The new moves come after 23 people were killed two weeks ago on the Spanish-Morocco border that is Africa’s only border with the EU.

EU Commissioner for Home Affairs Ylva Johansson and Spanish Interior Minister Fernando Grande-Marlaska met Morocco’s Interior Minister Abdelouafi Laftit in Rabat on Friday.

They discussed the events of June 24 at the Melilla-Morocco border when hundreds of sub-Saharan migrants and asylum seekers attempted to storm through a border post and scale a border fence. In addition to the deaths, more than 70 civilians were injured.

“We have discussed how we can further co-operate on fighting the smugglers, preventing such violent and dangerous situation as we saw two weeks ago,” Ms Johansson said.

The European Commission said it would enhance police co-operation with Morocco, including with joint investigations.

“It’s important that we address these dangerous situations and these well-organised smuggling groups together to save lives and manage migration in an orderly way and I’m happy that we can do this together with Morocco and together with Spain,” Ms Johansson added.

Videos of the June deaths showing men lying on the ground and bleeding as Moroccan officers stood over them sparked public outrage and condemnation from a United Nations chief official.

Other images showed groups of men climbing a fence while hurling rocks at Moroccan anti-riot police and then collapsing on the ground.

Melilla and Ceuta are Spain's two tiny North African enclaves. As the EU's only land borders with Africa, they are a magnet for migrants.

Spain has previously accused Rabat of using migration as a tactic to exert political pressure.

In March this year, Spain ended a year-long diplomatic crisis by backing Morocco's autonomy plan for western Sahara, going back on its decades-long stance of neutrality.

Over the years, thousands of migrants have attempted to cross the 12-kilometre border between Melilla and Morocco, or Ceuta's eight-kilometre border, by climbing fences, swimming along the coast or hiding in vehicles.

The two territories are protected by fences fortified with barbed wire, video cameras and watchtowers.

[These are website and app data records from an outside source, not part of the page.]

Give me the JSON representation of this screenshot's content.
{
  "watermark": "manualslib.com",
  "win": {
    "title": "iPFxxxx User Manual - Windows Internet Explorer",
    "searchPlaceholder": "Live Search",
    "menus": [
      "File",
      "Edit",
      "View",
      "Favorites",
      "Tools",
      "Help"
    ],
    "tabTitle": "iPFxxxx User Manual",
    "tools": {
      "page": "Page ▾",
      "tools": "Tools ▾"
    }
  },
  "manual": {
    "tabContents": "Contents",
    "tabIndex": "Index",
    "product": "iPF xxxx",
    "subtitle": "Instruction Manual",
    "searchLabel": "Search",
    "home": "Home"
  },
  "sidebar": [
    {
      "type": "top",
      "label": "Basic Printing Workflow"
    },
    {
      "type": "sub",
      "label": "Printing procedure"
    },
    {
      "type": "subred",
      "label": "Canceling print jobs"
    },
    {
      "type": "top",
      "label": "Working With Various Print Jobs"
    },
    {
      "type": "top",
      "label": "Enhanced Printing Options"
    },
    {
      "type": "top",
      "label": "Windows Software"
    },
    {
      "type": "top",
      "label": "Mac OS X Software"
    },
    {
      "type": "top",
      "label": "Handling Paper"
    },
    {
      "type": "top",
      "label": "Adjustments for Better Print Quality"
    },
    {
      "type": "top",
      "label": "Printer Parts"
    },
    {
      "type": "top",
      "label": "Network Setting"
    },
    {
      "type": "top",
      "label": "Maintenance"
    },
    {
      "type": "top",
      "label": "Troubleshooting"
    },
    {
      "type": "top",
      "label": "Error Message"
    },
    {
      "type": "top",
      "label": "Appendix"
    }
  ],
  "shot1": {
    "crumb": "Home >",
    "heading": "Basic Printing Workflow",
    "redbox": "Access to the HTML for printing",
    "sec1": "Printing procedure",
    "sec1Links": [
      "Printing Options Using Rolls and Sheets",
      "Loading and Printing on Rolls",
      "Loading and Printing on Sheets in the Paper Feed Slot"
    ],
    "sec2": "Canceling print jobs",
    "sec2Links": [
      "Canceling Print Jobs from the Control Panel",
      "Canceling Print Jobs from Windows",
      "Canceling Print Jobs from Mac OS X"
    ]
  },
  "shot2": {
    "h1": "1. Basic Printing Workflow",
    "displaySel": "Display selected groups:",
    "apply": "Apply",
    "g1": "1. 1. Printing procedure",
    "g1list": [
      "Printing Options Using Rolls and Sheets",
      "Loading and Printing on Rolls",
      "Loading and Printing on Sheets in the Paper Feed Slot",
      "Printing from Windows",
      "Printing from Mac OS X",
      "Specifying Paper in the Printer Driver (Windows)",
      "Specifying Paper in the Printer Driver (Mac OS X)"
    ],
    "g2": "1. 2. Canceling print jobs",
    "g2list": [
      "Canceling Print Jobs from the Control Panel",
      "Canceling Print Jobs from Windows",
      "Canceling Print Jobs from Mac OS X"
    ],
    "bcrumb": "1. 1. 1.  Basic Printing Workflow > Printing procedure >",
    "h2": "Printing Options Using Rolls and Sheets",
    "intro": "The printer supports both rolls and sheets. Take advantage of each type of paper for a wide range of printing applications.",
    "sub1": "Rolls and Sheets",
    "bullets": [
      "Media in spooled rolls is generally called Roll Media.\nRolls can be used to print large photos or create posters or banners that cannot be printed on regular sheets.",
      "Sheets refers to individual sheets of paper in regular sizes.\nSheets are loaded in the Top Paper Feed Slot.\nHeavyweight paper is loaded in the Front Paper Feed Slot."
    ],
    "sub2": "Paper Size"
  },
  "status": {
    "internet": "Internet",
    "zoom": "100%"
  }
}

Migrants sometimes use hooks and sticks to try to climb the border fence and throw stones at police.

Updated: July 09, 2022, 7:42 AM